Dickinson’s and Frost’s poems compare and contrast the symbolic notions of dark and night through poem structure. Both poems are written as a set of stanzas. By separating parts of the poem’s, both poets have effectively shown the experience of dark and night as a progression of time. Though in Dickinson’s the poem progresses from a sense of hopelessness to the narrator finally beginning to find his way, Frost’s poem continues the same thread of depression throughout his poem. Regardless, the stanzas section of f stages of the experience of both dark and night, showing that both of these themes are life experiences that someone works through as time develops. The rhyme scheme in these two works aids in contrasting the dark and night. In “We Grow Accustomed to the Dark”, the verse is free. The free rhyme scheme expresses the unstableness the narrator is experiencing in response to the dark. He is unfamiliar and lost in the darkness. This is a great distinction from the rhyme scheme in “Acquainted with the Night” that Frost sticks to religiously. This more structured style symbolizes how the narrator is more familiar with the darkness, because it has been with him for a long time and he has adapted to the feeling. So where the dark is shown as an unexpected, probably short-term bout of confusion, the night is a gradual depression that the narrator has fallen into long ago.

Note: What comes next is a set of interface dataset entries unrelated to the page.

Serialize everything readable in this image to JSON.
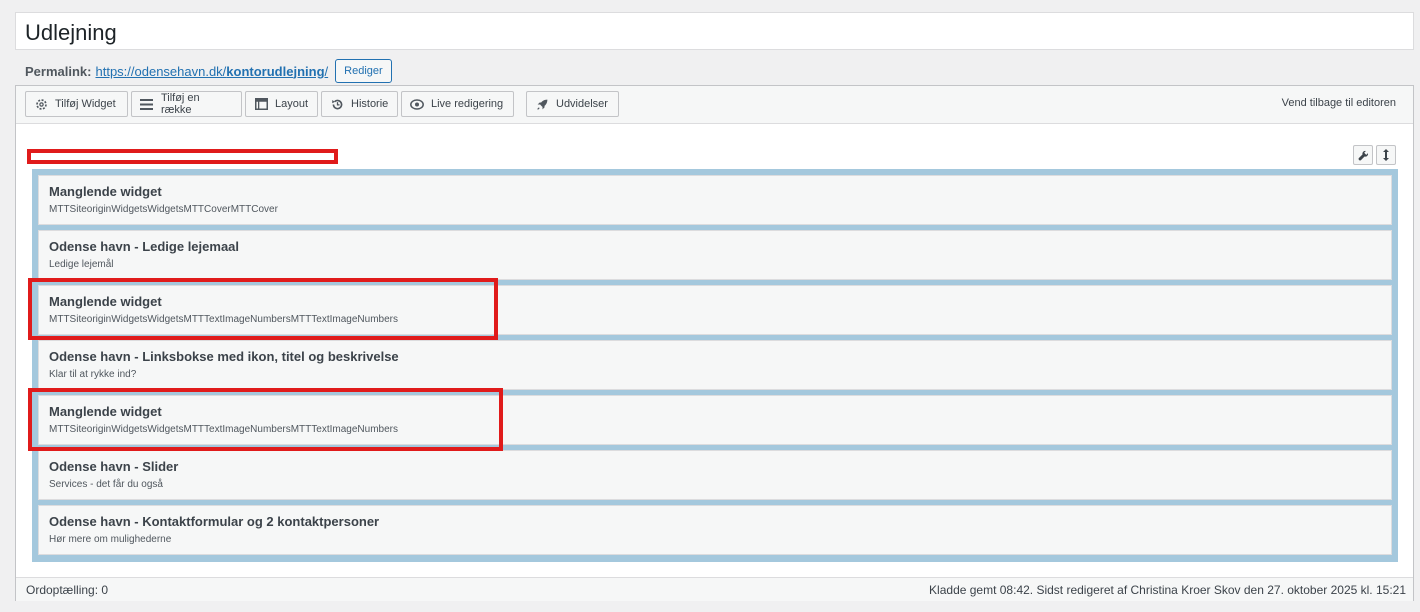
{
  "page": {
    "title": "Udlejning"
  },
  "permalink": {
    "label": "Permalink:",
    "url_prefix": "https://odensehavn.dk/",
    "url_slug": "kontorudlejning",
    "url_suffix": "/",
    "edit_label": "Rediger"
  },
  "toolbar": {
    "buttons": [
      {
        "label": "Tilføj Widget",
        "icon": "gear-icon"
      },
      {
        "label": "Tilføj en række",
        "icon": "rows-icon"
      },
      {
        "label": "Layout",
        "icon": "layout-icon"
      },
      {
        "label": "Historie",
        "icon": "history-icon"
      },
      {
        "label": "Live redigering",
        "icon": "eye-icon"
      },
      {
        "label": "Udvidelser",
        "icon": "rocket-icon"
      }
    ],
    "back_link": "Vend tilbage til editoren"
  },
  "widgets": [
    {
      "title": "Manglende widget",
      "desc": "MTTSiteoriginWidgetsWidgetsMTTCoverMTTCover",
      "highlighted": true
    },
    {
      "title": "Odense havn - Ledige lejemaal",
      "desc": "Ledige lejemål",
      "highlighted": false
    },
    {
      "title": "Manglende widget",
      "desc": "MTTSiteoriginWidgetsWidgetsMTTTextImageNumbersMTTTextImageNumbers",
      "highlighted": true
    },
    {
      "title": "Odense havn - Linksbokse med ikon, titel og beskrivelse",
      "desc": "Klar til at rykke ind?",
      "highlighted": false
    },
    {
      "title": "Manglende widget",
      "desc": "MTTSiteoriginWidgetsWidgetsMTTTextImageNumbersMTTTextImageNumbers",
      "highlighted": true
    },
    {
      "title": "Odense havn - Slider",
      "desc": "Services - det får du også",
      "highlighted": false
    },
    {
      "title": "Odense havn - Kontaktformular og 2 kontaktpersoner",
      "desc": "Hør mere om mulighederne",
      "highlighted": false
    }
  ],
  "status": {
    "word_count": "Ordoptælling: 0",
    "saved": "Kladde gemt 08:42. Sidst redigeret af Christina Kroer Skov den 27. oktober 2025 kl. 15:21"
  },
  "colors": {
    "highlight": "#e01b1b",
    "cell_bg": "#a4c8dd",
    "link": "#2271b1"
  }
}
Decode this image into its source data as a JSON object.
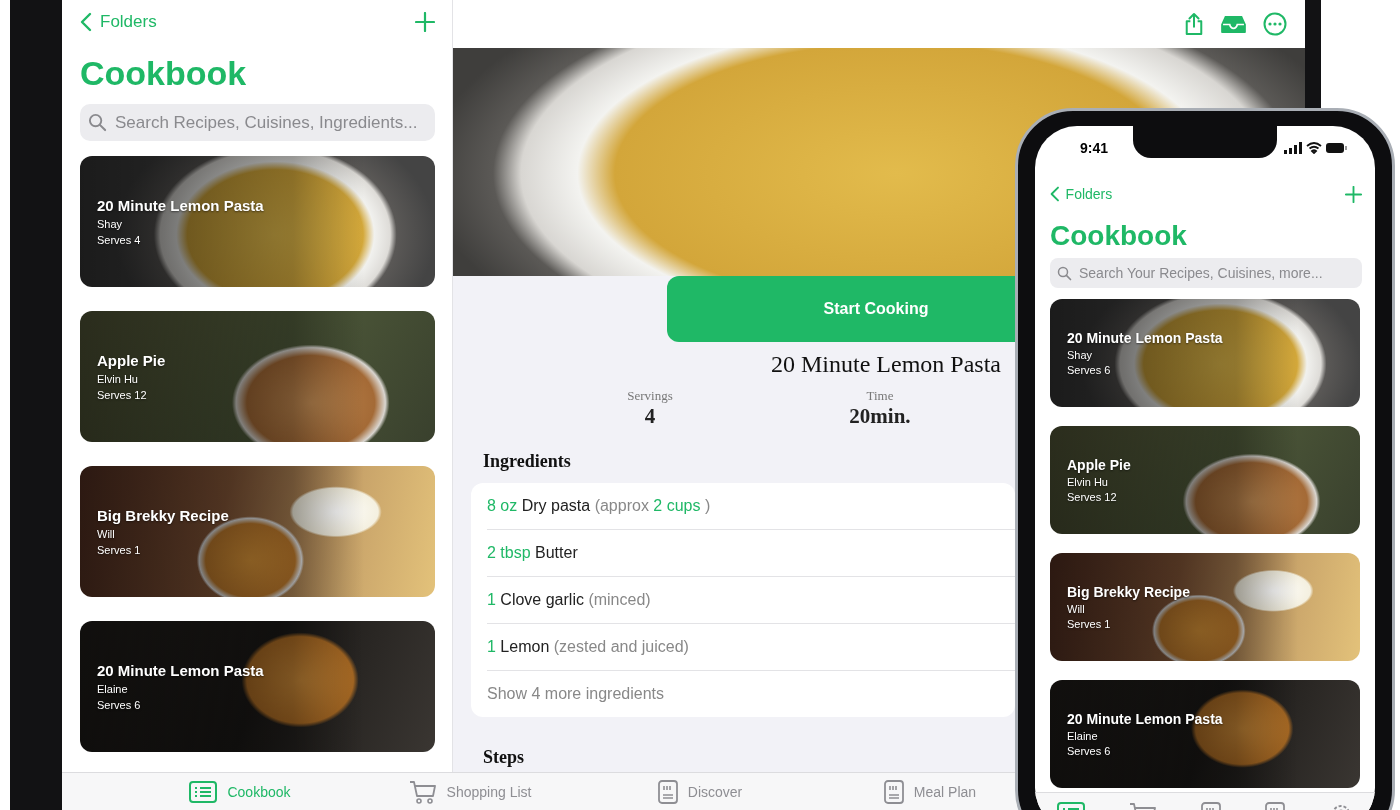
{
  "ipad": {
    "back": "Folders",
    "title": "Cookbook",
    "search": {
      "placeholder": "Search Recipes, Cuisines, Ingredients..."
    },
    "recipes": [
      {
        "title": "20 Minute Lemon Pasta",
        "author": "Shay",
        "serves": "Serves 4",
        "kind": "pasta"
      },
      {
        "title": "Apple Pie",
        "author": "Elvin Hu",
        "serves": "Serves 12",
        "kind": "pie"
      },
      {
        "title": "Big Brekky Recipe",
        "author": "Will",
        "serves": "Serves 1",
        "kind": "breakfast"
      },
      {
        "title": "20 Minute Lemon Pasta",
        "author": "Elaine",
        "serves": "Serves 6",
        "kind": "tray"
      }
    ],
    "detail": {
      "start_button": "Start Cooking",
      "title": "20 Minute Lemon Pasta",
      "stats": [
        {
          "label": "Servings",
          "value": "4"
        },
        {
          "label": "Time",
          "value": "20min."
        }
      ],
      "ingredients_heading": "Ingredients",
      "ingredients": [
        [
          {
            "kind": "amount",
            "text": "8 oz"
          },
          {
            "kind": "name",
            "text": "Dry pasta"
          },
          {
            "kind": "note",
            "text": "(approx"
          },
          {
            "kind": "amount",
            "text": "2 cups"
          },
          {
            "kind": "note",
            "text": ")"
          }
        ],
        [
          {
            "kind": "amount",
            "text": "2 tbsp"
          },
          {
            "kind": "name",
            "text": "Butter"
          }
        ],
        [
          {
            "kind": "amount",
            "text": "1"
          },
          {
            "kind": "name",
            "text": "Clove garlic"
          },
          {
            "kind": "note",
            "text": "(minced)"
          }
        ],
        [
          {
            "kind": "amount",
            "text": "1"
          },
          {
            "kind": "name",
            "text": "Lemon"
          },
          {
            "kind": "note",
            "text": "(zested and juiced)"
          }
        ]
      ],
      "more_link": "Show 4 more ingredients",
      "steps_heading": "Steps"
    },
    "tabs": [
      {
        "label": "Cookbook",
        "selected": true
      },
      {
        "label": "Shopping List",
        "selected": false
      },
      {
        "label": "Discover",
        "selected": false
      },
      {
        "label": "Meal Plan",
        "selected": false
      }
    ]
  },
  "iphone": {
    "time": "9:41",
    "back": "Folders",
    "title": "Cookbook",
    "search": {
      "placeholder": "Search Your Recipes, Cuisines, more..."
    },
    "recipes": [
      {
        "title": "20 Minute Lemon Pasta",
        "author": "Shay",
        "serves": "Serves 6",
        "kind": "pasta"
      },
      {
        "title": "Apple Pie",
        "author": "Elvin Hu",
        "serves": "Serves 12",
        "kind": "pie"
      },
      {
        "title": "Big Brekky Recipe",
        "author": "Will",
        "serves": "Serves 1",
        "kind": "breakfast"
      },
      {
        "title": "20 Minute Lemon Pasta",
        "author": "Elaine",
        "serves": "Serves 6",
        "kind": "tray"
      }
    ],
    "tabs": [
      {
        "selected": true
      },
      {
        "selected": false
      },
      {
        "selected": false
      },
      {
        "selected": false
      },
      {
        "selected": false
      }
    ]
  }
}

Though point of view, imagery, and structure, “We Grow Accustomed to the Dark” by Emily Dickinson and “Acquainted with the Night” by Robert Frost, the themes of dark and night are compared and contrasted. Analysis of the poems has proven the dark to symbolize an abrupt feeling of being lost and not knowing what to do next, whereas the night represents a long-term depression the narrator experiences.